-- Problem to work on --
Which lines below hold the word "Biographical"? Copy all of them.

Listed entries Start Marker

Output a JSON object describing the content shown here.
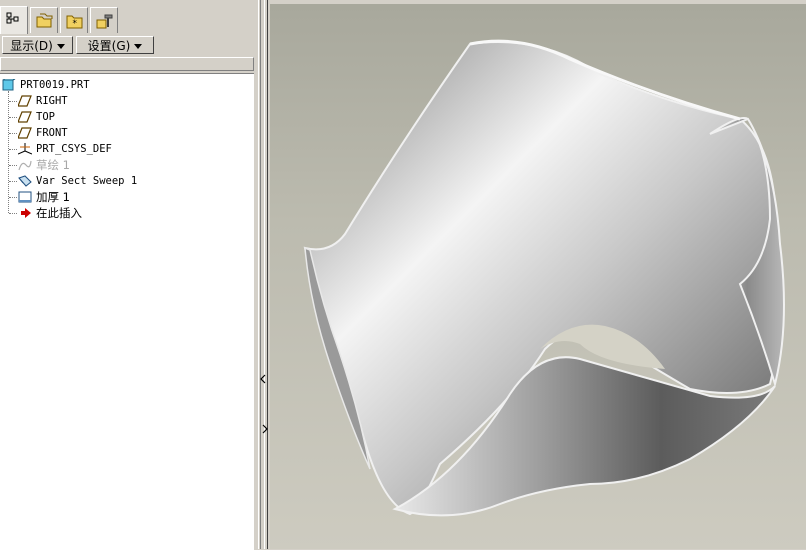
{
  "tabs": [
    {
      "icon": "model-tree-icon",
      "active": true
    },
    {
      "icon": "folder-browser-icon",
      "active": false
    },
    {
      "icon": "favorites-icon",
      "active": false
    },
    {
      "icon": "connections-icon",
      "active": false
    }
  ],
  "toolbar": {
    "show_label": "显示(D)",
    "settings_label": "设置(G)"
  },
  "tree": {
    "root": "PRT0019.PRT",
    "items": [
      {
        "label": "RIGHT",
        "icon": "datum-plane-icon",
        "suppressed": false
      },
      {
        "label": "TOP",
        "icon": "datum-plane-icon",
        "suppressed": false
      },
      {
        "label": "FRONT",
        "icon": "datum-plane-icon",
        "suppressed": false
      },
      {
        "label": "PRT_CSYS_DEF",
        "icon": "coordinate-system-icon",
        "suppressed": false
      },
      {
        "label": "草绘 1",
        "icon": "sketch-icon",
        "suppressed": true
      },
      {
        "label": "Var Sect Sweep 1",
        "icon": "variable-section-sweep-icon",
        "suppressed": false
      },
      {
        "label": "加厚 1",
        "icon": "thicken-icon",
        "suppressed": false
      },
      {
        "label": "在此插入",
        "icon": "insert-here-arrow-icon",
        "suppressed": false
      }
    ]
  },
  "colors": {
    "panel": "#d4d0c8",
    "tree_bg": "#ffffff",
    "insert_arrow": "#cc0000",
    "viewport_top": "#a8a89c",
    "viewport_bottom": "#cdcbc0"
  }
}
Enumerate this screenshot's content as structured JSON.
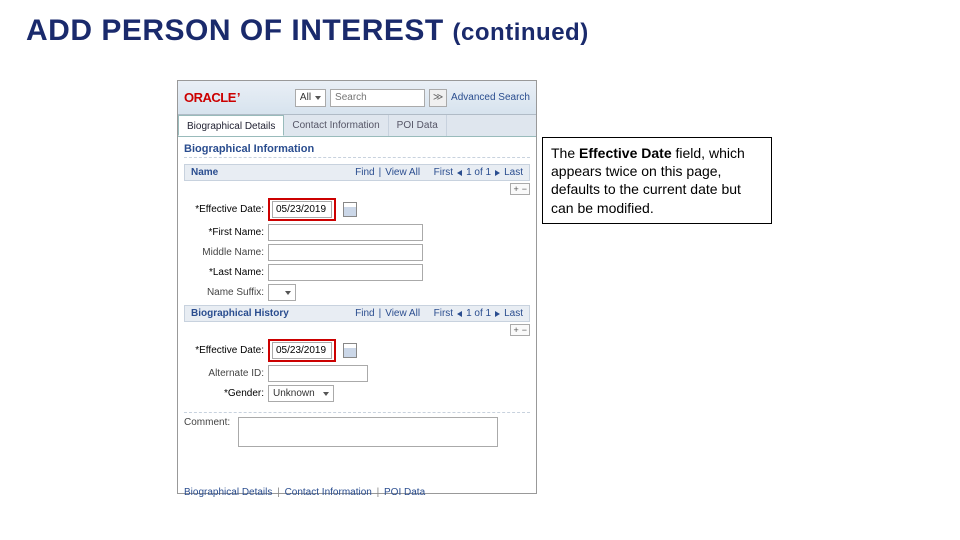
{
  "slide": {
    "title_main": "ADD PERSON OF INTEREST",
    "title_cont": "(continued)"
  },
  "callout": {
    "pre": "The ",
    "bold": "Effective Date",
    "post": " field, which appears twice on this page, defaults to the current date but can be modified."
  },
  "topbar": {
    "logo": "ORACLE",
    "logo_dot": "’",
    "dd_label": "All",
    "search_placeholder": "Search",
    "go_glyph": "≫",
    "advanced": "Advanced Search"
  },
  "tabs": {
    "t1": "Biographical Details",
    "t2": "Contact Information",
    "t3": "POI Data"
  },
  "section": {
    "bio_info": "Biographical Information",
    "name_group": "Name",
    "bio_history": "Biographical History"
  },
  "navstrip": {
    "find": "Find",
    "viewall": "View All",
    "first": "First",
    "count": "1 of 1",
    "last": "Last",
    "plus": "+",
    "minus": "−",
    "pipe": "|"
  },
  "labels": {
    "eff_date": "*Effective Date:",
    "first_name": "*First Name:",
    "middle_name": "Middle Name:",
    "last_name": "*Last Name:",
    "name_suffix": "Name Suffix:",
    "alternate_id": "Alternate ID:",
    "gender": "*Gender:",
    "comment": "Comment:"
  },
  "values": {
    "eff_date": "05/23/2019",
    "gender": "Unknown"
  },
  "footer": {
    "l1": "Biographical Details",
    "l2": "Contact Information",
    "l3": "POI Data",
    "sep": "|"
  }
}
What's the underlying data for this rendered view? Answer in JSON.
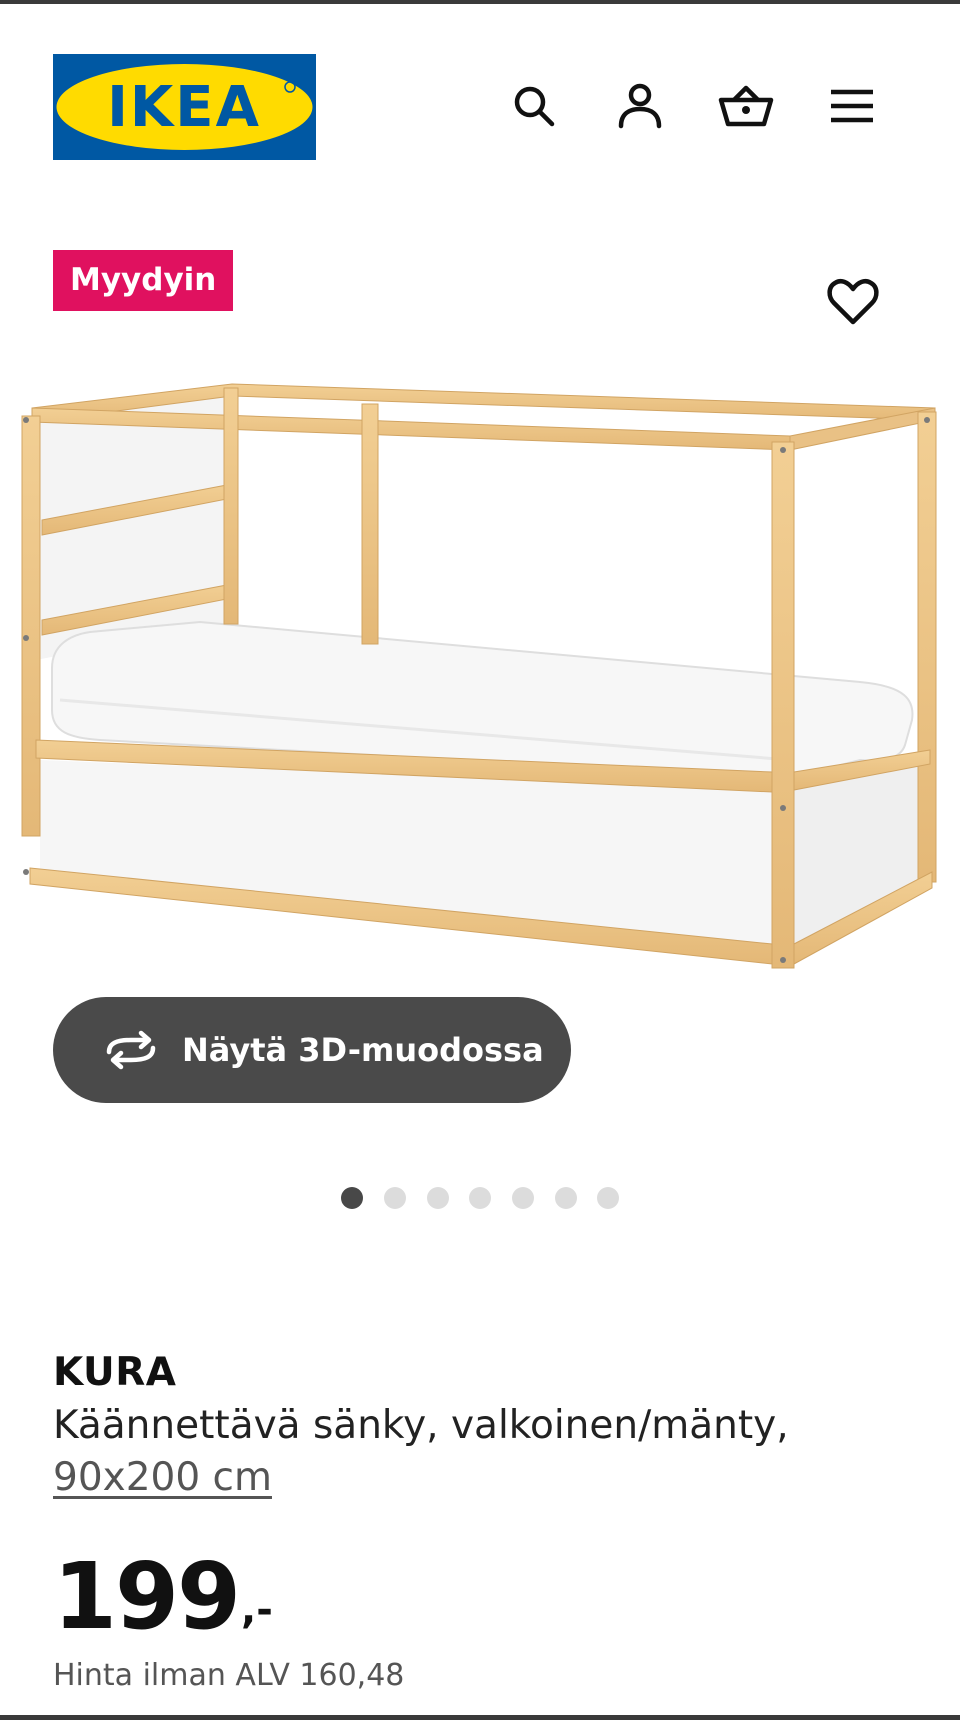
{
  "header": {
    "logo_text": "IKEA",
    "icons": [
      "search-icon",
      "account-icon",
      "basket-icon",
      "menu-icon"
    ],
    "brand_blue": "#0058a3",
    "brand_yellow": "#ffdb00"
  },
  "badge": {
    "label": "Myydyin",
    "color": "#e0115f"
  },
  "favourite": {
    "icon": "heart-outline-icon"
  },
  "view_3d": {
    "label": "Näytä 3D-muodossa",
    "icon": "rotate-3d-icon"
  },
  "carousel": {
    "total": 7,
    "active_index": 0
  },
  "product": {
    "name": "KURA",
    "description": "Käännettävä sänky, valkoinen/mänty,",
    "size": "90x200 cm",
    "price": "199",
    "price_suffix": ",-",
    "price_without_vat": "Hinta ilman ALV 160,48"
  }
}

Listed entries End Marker
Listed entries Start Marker

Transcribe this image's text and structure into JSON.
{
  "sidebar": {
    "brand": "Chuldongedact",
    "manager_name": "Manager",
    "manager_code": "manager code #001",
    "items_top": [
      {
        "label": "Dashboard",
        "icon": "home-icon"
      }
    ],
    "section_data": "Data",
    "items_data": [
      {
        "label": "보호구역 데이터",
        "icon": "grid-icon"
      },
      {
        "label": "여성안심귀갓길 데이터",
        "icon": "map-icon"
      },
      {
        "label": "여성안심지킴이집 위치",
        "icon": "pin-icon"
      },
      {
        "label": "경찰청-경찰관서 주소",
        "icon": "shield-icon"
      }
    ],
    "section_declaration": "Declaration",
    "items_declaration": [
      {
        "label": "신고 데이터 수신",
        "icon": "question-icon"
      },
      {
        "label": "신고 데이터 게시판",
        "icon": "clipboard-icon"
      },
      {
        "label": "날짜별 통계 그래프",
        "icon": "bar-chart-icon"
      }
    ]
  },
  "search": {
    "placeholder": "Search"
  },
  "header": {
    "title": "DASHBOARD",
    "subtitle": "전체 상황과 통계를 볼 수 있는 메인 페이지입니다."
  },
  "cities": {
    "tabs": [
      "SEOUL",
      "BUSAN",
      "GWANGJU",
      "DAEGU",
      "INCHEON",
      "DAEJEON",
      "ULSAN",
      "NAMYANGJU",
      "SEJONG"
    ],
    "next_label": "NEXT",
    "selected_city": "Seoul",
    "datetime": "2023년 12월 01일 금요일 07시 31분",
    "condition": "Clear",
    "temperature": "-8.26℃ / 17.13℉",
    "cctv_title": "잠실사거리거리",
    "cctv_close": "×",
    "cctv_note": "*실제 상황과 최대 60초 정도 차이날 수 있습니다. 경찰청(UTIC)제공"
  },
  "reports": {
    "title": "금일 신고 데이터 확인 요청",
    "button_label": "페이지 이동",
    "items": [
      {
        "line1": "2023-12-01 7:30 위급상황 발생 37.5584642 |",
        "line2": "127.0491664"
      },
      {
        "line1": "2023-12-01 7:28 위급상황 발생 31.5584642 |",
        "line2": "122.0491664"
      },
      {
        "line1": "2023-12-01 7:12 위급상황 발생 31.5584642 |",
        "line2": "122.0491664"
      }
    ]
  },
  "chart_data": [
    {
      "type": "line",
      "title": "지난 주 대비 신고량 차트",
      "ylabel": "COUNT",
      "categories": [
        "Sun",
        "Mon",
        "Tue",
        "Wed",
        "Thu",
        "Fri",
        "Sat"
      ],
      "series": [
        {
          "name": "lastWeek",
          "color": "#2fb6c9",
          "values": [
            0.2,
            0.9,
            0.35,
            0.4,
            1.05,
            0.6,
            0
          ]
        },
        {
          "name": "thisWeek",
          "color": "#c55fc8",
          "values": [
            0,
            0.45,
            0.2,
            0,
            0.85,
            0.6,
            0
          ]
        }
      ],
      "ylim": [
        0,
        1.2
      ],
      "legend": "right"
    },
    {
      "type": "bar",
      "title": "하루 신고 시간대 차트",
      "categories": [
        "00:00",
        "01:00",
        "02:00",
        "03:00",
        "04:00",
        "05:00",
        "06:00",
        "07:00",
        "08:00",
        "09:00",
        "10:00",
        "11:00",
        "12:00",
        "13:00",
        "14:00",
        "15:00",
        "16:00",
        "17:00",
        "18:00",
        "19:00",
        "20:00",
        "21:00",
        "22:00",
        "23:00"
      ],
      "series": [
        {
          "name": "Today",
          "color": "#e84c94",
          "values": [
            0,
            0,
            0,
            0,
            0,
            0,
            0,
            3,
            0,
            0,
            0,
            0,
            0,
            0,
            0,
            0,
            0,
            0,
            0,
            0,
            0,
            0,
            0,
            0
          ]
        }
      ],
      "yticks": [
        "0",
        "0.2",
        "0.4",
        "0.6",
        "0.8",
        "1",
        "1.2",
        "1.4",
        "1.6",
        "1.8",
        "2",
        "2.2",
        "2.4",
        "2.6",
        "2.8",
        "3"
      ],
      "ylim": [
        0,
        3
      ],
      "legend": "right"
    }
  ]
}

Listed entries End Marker

-- Worked solution --
    "t1": "Biographical Details",
    "bio_info": "Biographical Information",
    "bio_history": "Biographical History"
    "l1": "Biographical Details",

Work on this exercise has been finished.